The sculpture of the Sheerwater band, famed for hits including A Town Called Malice and Going Underground, has been commissioned by Barratt Homes and is due to be unveiled at the heart of the company’s New Central development in Guildford Road.
But that could be the nearest fans get to seeing the original members back together after Weller said he does not see the point in a reunion with either of the bands, ahead of the release of his latest album, Sonik Kicks.
He said: “I’m not interested in any reunions.

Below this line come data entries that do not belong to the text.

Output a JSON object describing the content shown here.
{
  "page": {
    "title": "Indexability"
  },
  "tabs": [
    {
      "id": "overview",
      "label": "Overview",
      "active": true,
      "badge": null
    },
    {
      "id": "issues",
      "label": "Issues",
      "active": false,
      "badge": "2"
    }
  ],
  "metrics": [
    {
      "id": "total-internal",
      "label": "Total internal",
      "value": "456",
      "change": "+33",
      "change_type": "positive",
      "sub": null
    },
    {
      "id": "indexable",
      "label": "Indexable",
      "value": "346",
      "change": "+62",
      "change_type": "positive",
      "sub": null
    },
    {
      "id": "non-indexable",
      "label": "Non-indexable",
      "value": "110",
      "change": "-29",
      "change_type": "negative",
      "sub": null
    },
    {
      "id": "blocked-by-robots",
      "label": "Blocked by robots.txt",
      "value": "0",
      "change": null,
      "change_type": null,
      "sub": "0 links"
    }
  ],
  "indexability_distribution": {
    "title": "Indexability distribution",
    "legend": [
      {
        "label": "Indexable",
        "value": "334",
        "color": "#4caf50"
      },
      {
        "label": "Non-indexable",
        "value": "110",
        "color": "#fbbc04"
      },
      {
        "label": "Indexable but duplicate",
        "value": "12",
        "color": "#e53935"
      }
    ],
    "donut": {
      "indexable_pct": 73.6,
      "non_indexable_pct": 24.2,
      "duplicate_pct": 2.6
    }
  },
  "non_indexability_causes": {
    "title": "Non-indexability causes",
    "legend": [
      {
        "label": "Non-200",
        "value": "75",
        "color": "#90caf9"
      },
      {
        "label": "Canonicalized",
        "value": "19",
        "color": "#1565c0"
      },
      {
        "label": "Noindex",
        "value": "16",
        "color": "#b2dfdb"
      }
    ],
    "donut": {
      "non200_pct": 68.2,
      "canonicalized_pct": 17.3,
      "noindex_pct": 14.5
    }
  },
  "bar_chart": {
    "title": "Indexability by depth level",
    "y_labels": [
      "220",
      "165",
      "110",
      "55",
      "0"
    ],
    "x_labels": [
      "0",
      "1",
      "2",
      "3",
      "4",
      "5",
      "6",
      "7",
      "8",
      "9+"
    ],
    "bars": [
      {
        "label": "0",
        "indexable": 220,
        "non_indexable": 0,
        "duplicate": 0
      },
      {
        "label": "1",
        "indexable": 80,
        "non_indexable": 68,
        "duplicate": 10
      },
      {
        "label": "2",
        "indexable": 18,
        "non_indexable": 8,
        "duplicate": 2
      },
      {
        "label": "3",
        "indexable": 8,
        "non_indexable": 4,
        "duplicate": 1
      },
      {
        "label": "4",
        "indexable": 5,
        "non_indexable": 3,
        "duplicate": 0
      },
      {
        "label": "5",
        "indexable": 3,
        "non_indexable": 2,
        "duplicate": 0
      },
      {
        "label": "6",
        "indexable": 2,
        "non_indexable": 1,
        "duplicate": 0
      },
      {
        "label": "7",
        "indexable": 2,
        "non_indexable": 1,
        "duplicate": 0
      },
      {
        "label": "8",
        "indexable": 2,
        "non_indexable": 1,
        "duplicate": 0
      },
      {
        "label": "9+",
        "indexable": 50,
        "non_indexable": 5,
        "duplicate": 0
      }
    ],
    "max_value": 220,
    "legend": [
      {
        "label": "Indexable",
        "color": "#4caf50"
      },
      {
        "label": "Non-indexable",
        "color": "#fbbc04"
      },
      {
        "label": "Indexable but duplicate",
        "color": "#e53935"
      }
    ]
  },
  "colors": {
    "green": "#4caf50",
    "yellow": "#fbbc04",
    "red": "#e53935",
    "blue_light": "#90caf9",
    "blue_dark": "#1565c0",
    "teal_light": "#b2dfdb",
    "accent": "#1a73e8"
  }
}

Out of the two, Style Council sounds more appealing because we had a laugh at that time, but it wouldn’t be the same so what’s the point?
“Whatever great feelings or nostalgia I had for that time, I know I c…
By: Decca Aitkenhead
Paul Weller resembles an elder statesman of rock so precisely, he looks almost too perfect to be true – like a flawlessly styled, slightly over-obsessive lead singer in a Paul Weller tribute band. He has the perfect elder rock star demeanour – a blend of watchfulness and worldliness, poised with prideful dignity – and the perfect rock star voice, all innits and ain'ts. He is disarmingly courteous, and friendly – even intimate – in that way only the truly famous tend to be, and has just returned from promoting his new album in Milan when we meet in a Notting Hill private members' bar. The whole thing couldn't be more vintage rock star – until he starts talking about his day, when it all gets less backstage Wembley stadium, and surprisingly like the school gate.
His 11-year-old daughter came home from hospital earlier that morning, he explains, having just had her appendix removed, and his two-month-old twin boys are letting him get no more than five h…
With a 22-track experimental opus and a Mercury-nominated whipcracker proceeding this record, you could forgive Paul Weller if he fancied playing it a little bit safe with his latest LP - maybe roping in some guest stars and recreating the vibe of Stanley Road or Wild Wood. Credit to the man with one of the crappest nicknames in music then, because with Sonik Kicks The Modfather has completed a hat-trick of records that genuinely challenge his status quo.
With any Weller record, the sense of energy and enthusiasm that you get on first listen is usually a good indicator of the standards to be found within. Even on his more traditional records, you can see if his heart is in it or not, and proceed or not from that point. One listen to ‘Green’, Sonik Kicks’ opener, tells you that it’s going to be worth sticking about.
Shooting out of the speakers like an impatient cousin to Wilco’s ‘Art of Almost’, ‘Green’ is a bundle of energy that fizzes around…
Paul Weller is scheduled to play the Heineken Music Hall In Amsterdam on Friday June 15, 2012. Tickets are on sale March 8 and can be purchased at the following links.
PAUL WELLER Heineken Music Hall - Amsterdam Admission: € 45.00 (plus service charges) Start: 20:00 Ticket sales from the concert of Paul Weller kicks off next Thursday, March 8 at 10:00 am at: http://www.livenation.nl/, http://www.ticketmaster.nl/ and 0900 - 300 1250 (45 cpm).